- Your task: Copy every record word for word. Pictures are not part of the copy.

- Records for the exercise:
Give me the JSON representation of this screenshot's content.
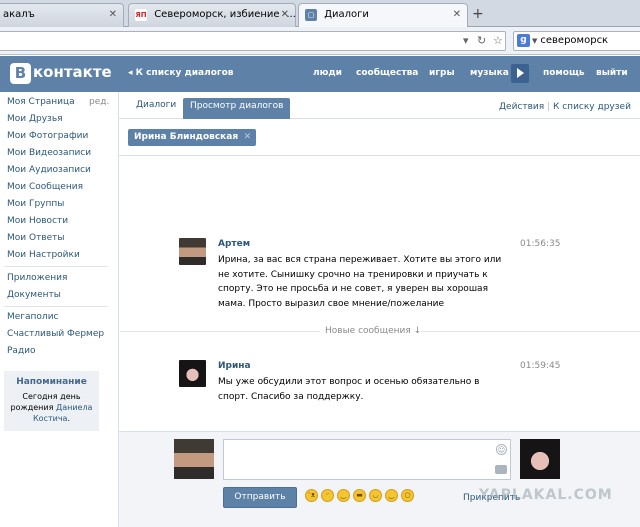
{
  "browser": {
    "tabs": [
      {
        "label": "акалъ",
        "favicon": ""
      },
      {
        "label": "Североморск, избиение -...",
        "favicon": "ЯП"
      },
      {
        "label": "Диалоги",
        "favicon": "vk-icon"
      }
    ],
    "search_value": "североморск"
  },
  "vk": {
    "logo": "контакте",
    "logo_letter": "В",
    "back_link": "К списку диалогов",
    "menu": [
      "люди",
      "сообщества",
      "игры",
      "музыка",
      "помощь",
      "выйти"
    ]
  },
  "sidebar": {
    "items": [
      "Моя Страница",
      "Мои Друзья",
      "Мои Фотографии",
      "Мои Видеозаписи",
      "Мои Аудиозаписи",
      "Мои Сообщения",
      "Мои Группы",
      "Мои Новости",
      "Мои Ответы",
      "Мои Настройки"
    ],
    "edit_label": "ред.",
    "apps": [
      "Приложения",
      "Документы"
    ],
    "games": [
      "Мегаполис",
      "Счастливый Фермер",
      "Радио"
    ],
    "reminder": {
      "title": "Напоминание",
      "line1": "Сегодня",
      "line1_b": "день",
      "line2": "рождения",
      "name_first": "Даниела",
      "name_last": "Костича",
      "suffix": "."
    }
  },
  "content": {
    "tabs": [
      "Диалоги",
      "Просмотр диалогов"
    ],
    "actions_link": "Действия",
    "sep": "|",
    "friends_link": "К списку друзей",
    "chip": "Ирина Блиндовская",
    "messages": [
      {
        "author": "Артем",
        "time": "01:56:35",
        "text": "Ирина, за вас вся страна переживает. Хотите вы этого или не хотите. Сынишку срочно на тренировки и приучать к спорту. Это не просьба и не совет, я уверен вы хорошая мама. Просто выразил свое мнение/пожелание"
      },
      {
        "author": "Ирина",
        "time": "01:59:45",
        "text": "Мы уже обсудили этот вопрос и осенью обязательно в спорт. Спасибо за поддержку."
      }
    ],
    "new_messages": "Новые сообщения ↓",
    "composer": {
      "send_label": "Отправить",
      "attach_label": "Прикрепить",
      "watermark": "YAPLAKAL.COM"
    }
  }
}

- Answer to the exercise:
Give me the JSON representation of this screenshot's content.
{
  "browser": {
    "tabs": [
      {
        "label": "акалъ",
        "favicon": ""
      },
      {
        "label": "Североморск, избиение -...",
        "favicon": "ЯП"
      },
      {
        "label": "Диалоги",
        "favicon": "vk-icon"
      }
    ],
    "search_value": "североморск"
  },
  "vk": {
    "logo": "контакте",
    "logo_letter": "В",
    "back_link": "К списку диалогов",
    "menu": [
      "люди",
      "сообщества",
      "игры",
      "музыка",
      "помощь",
      "выйти"
    ]
  },
  "sidebar": {
    "items": [
      "Моя Страница",
      "Мои Друзья",
      "Мои Фотографии",
      "Мои Видеозаписи",
      "Мои Аудиозаписи",
      "Мои Сообщения",
      "Мои Группы",
      "Мои Новости",
      "Мои Ответы",
      "Мои Настройки"
    ],
    "edit_label": "ред.",
    "apps": [
      "Приложения",
      "Документы"
    ],
    "games": [
      "Мегаполис",
      "Счастливый Фермер",
      "Радио"
    ],
    "reminder": {
      "title": "Напоминание",
      "line1": "Сегодня",
      "line1_b": "день",
      "line2": "рождения",
      "name_first": "Даниела",
      "name_last": "Костича",
      "suffix": "."
    }
  },
  "content": {
    "tabs": [
      "Диалоги",
      "Просмотр диалогов"
    ],
    "actions_link": "Действия",
    "sep": "|",
    "friends_link": "К списку друзей",
    "chip": "Ирина Блиндовская",
    "messages": [
      {
        "author": "Артем",
        "time": "01:56:35",
        "text": "Ирина, за вас вся страна переживает. Хотите вы этого или не хотите. Сынишку срочно на тренировки и приучать к спорту. Это не просьба и не совет, я уверен вы хорошая мама. Просто выразил свое мнение/пожелание"
      },
      {
        "author": "Ирина",
        "time": "01:59:45",
        "text": "Мы уже обсудили этот вопрос и осенью обязательно в спорт. Спасибо за поддержку."
      }
    ],
    "new_messages": "Новые сообщения ↓",
    "composer": {
      "send_label": "Отправить",
      "attach_label": "Прикрепить",
      "watermark": "YAPLAKAL.COM"
    }
  }
}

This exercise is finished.